He personally recalled this statistic period in his life at the beginning of his pontificate, which radically changed the style of his life into the rhythm of apostolic trips already planned by his predecessor. And in August 2005 he arrived in Germany on the occasion of XX World Youths’ Days. In May 2006 he visited Poland, in July he paid a visit to Spain on the occasion of the World Family September he visited his homeland, and he finished the year with a trip to Turkey. The first long apostolic trip was in 2007 and led to Brazil in May. In the same year in September Benedict XVI visited Austria. The year 2008 was unusually active. It included a trip to the USA in April. The next trip was to Australia on the occasion of the XXIII World Youth Days in July, and, finally, in September a trip to France. The year 2009 brought three important trips to various distances in the world. It was a trip to Camerun in March and Angolia, another trip was to Jordan, Israel and Palestyna in May, the last trip in September 2009 was to Czech Republic. In the year 2010: in April the Pope visited Malta, in May – Portugal, in June – Cyprus, in September – England and Scotland and in November – Spain. The year 2011 was also intensive. In June the pope visited Croatia, in August – Spain when the XXVI World Youth Days took place, in September – Germany and in November – Benin. In March 2012 he was in Mexico and Cuba.

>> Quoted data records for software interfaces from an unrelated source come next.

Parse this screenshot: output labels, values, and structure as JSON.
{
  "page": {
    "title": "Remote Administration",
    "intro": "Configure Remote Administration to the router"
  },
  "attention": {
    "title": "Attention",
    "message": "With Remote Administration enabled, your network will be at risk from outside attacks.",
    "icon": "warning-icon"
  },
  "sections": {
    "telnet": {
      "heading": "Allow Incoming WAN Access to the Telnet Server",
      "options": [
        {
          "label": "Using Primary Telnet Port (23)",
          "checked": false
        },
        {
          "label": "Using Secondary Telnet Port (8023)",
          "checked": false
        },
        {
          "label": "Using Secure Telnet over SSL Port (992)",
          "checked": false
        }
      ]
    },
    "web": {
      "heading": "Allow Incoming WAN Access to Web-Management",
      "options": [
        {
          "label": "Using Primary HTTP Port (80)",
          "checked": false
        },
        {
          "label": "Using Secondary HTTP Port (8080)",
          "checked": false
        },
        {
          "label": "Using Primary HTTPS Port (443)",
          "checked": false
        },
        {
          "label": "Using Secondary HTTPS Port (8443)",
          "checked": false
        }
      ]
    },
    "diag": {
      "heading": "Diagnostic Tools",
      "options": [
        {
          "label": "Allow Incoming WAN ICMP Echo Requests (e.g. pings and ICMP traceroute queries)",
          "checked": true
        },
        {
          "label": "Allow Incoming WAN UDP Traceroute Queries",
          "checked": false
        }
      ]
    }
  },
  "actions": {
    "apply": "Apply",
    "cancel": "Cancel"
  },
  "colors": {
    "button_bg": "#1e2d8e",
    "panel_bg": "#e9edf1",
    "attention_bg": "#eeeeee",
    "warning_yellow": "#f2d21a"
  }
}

Being at the age of 85, the Pope has made 23 apostolic trips so far, comprising 4 continents of the world (Europe, Africa, America, Asia). As for the man at the elderly age, after 20 years of dynamical work in the responsible Roman Curia, of poor health, with loads of duties connected with the administration of the Church, an element of the fervent apostolic activity is obviously fulfilled in the papal trips. So, as a result, the sector of apostolic trips with the inseparable element of preaching the Gospel is a domineering trend of the present pontificate and closes the group of popes of the last century, whom – apart from the name of leaders of the Church – should be called as great missionaries of the world.


"Niedziela" 37/2012

Editor: Tygodnik Katolicki "Niedziela", ul. 3 Maja 12, 42-200 Czestochowa, Polska
Editor-in-chief: Fr Jaroslaw Grabowski • E-mail: